*** Task input Section Begins ***

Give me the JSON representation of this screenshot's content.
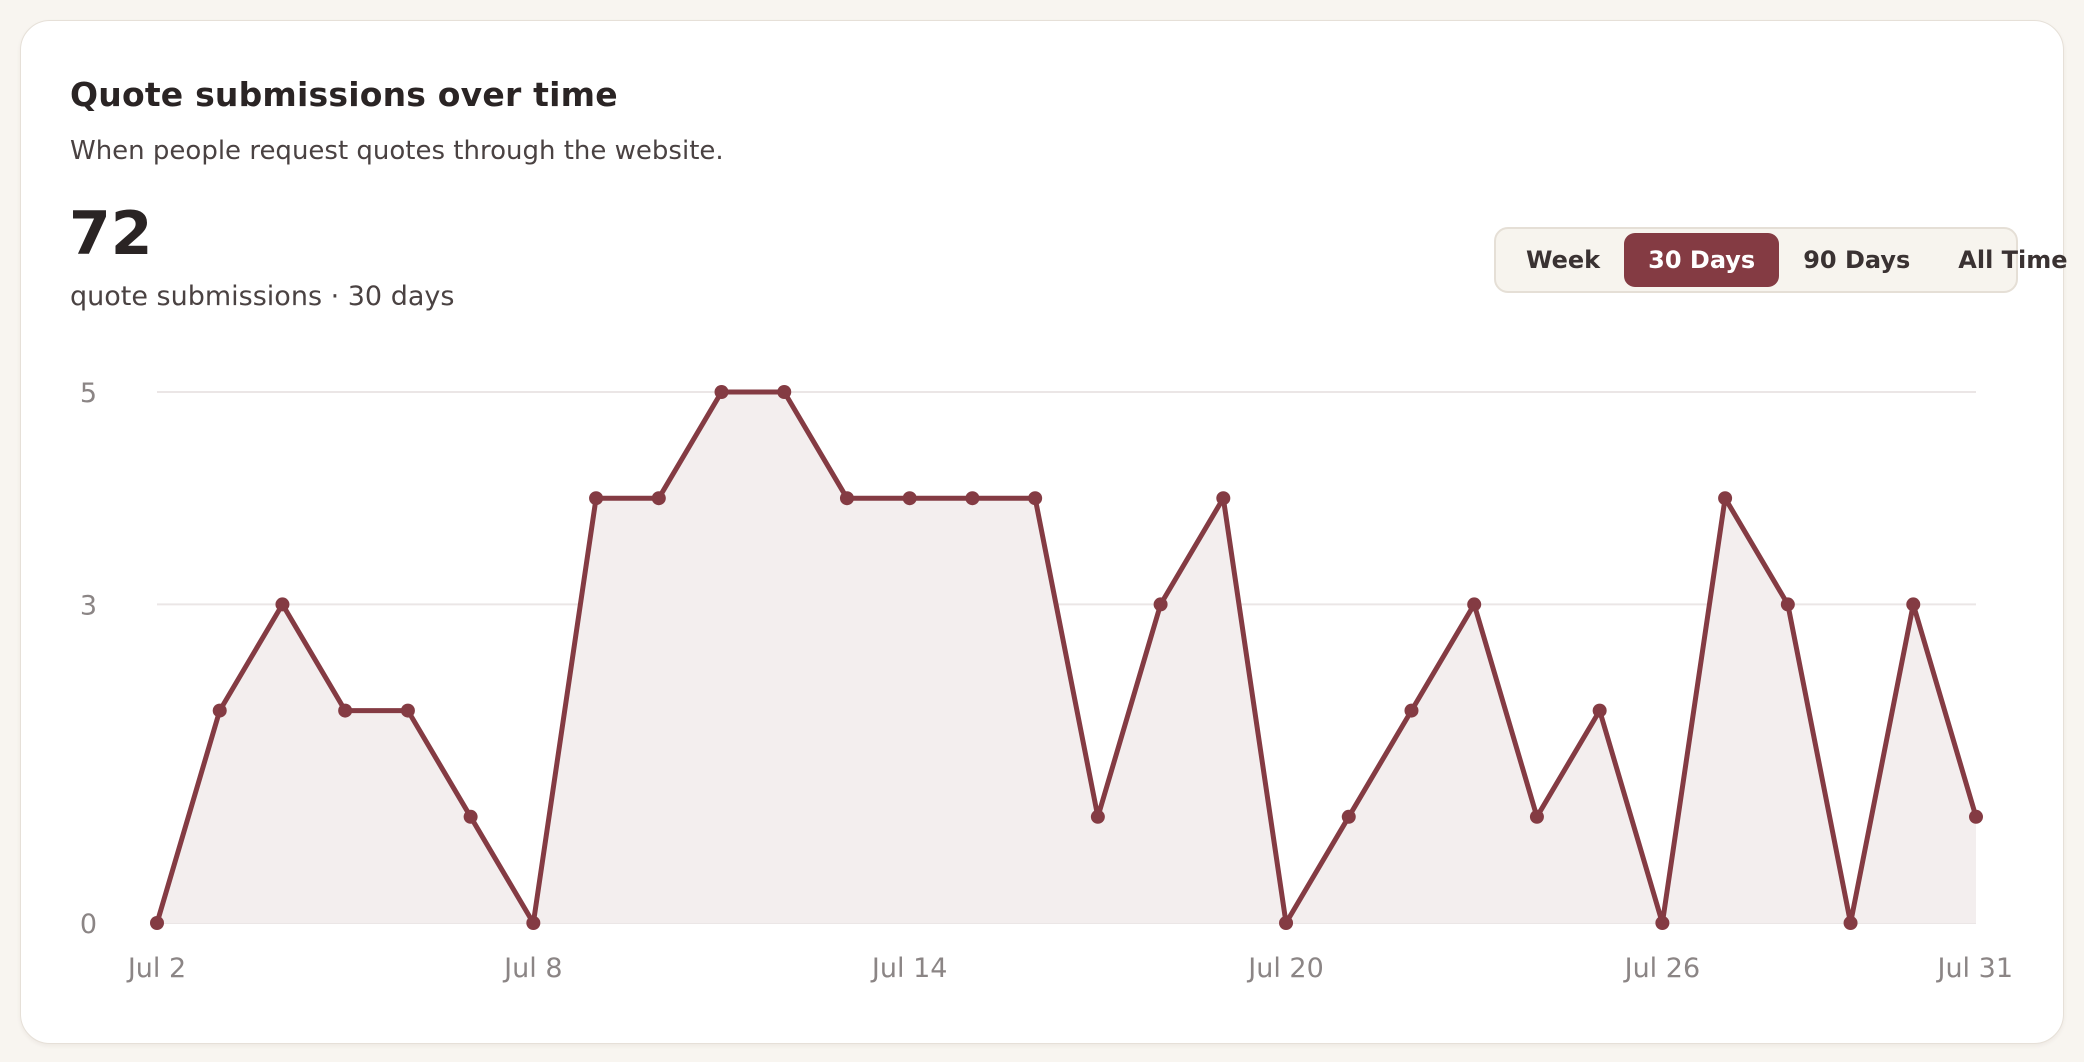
{
  "header": {
    "title": "Quote submissions over time",
    "subtitle": "When people request quotes through the website.",
    "total": "72",
    "total_caption": "quote submissions · 30 days"
  },
  "range": {
    "options": [
      "Week",
      "30 Days",
      "90 Days",
      "All Time"
    ],
    "selected": "30 Days"
  },
  "colors": {
    "accent": "#843b43",
    "area_fill": "#f3eeee",
    "grid": "#ebe6e6",
    "axis_text": "#8b8585"
  },
  "chart_data": {
    "type": "area",
    "x": [
      "Jul 2",
      "Jul 3",
      "Jul 4",
      "Jul 5",
      "Jul 6",
      "Jul 7",
      "Jul 8",
      "Jul 9",
      "Jul 10",
      "Jul 11",
      "Jul 12",
      "Jul 13",
      "Jul 14",
      "Jul 15",
      "Jul 16",
      "Jul 17",
      "Jul 18",
      "Jul 19",
      "Jul 20",
      "Jul 21",
      "Jul 22",
      "Jul 23",
      "Jul 24",
      "Jul 25",
      "Jul 26",
      "Jul 27",
      "Jul 28",
      "Jul 29",
      "Jul 30",
      "Jul 31"
    ],
    "values": [
      0,
      2,
      3,
      2,
      2,
      1,
      0,
      4,
      4,
      5,
      5,
      4,
      4,
      4,
      4,
      1,
      3,
      4,
      0,
      1,
      2,
      3,
      1,
      2,
      0,
      4,
      3,
      0,
      3,
      1
    ],
    "x_ticks": [
      "Jul 2",
      "Jul 8",
      "Jul 14",
      "Jul 20",
      "Jul 26",
      "Jul 31"
    ],
    "y_ticks": [
      0,
      3,
      5
    ],
    "ylim": [
      0,
      5
    ],
    "grid": true,
    "markers": true
  }
}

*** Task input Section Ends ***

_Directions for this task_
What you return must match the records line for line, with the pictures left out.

_Answer space_
Give me the JSON representation of this screenshot's content.
{
  "header": {
    "title": "Quote submissions over time",
    "subtitle": "When people request quotes through the website.",
    "total": "72",
    "total_caption": "quote submissions · 30 days"
  },
  "range": {
    "options": [
      "Week",
      "30 Days",
      "90 Days",
      "All Time"
    ],
    "selected": "30 Days"
  },
  "colors": {
    "accent": "#843b43",
    "area_fill": "#f3eeee",
    "grid": "#ebe6e6",
    "axis_text": "#8b8585"
  },
  "chart_data": {
    "type": "area",
    "x": [
      "Jul 2",
      "Jul 3",
      "Jul 4",
      "Jul 5",
      "Jul 6",
      "Jul 7",
      "Jul 8",
      "Jul 9",
      "Jul 10",
      "Jul 11",
      "Jul 12",
      "Jul 13",
      "Jul 14",
      "Jul 15",
      "Jul 16",
      "Jul 17",
      "Jul 18",
      "Jul 19",
      "Jul 20",
      "Jul 21",
      "Jul 22",
      "Jul 23",
      "Jul 24",
      "Jul 25",
      "Jul 26",
      "Jul 27",
      "Jul 28",
      "Jul 29",
      "Jul 30",
      "Jul 31"
    ],
    "values": [
      0,
      2,
      3,
      2,
      2,
      1,
      0,
      4,
      4,
      5,
      5,
      4,
      4,
      4,
      4,
      1,
      3,
      4,
      0,
      1,
      2,
      3,
      1,
      2,
      0,
      4,
      3,
      0,
      3,
      1
    ],
    "x_ticks": [
      "Jul 2",
      "Jul 8",
      "Jul 14",
      "Jul 20",
      "Jul 26",
      "Jul 31"
    ],
    "y_ticks": [
      0,
      3,
      5
    ],
    "ylim": [
      0,
      5
    ],
    "grid": true,
    "markers": true
  }
}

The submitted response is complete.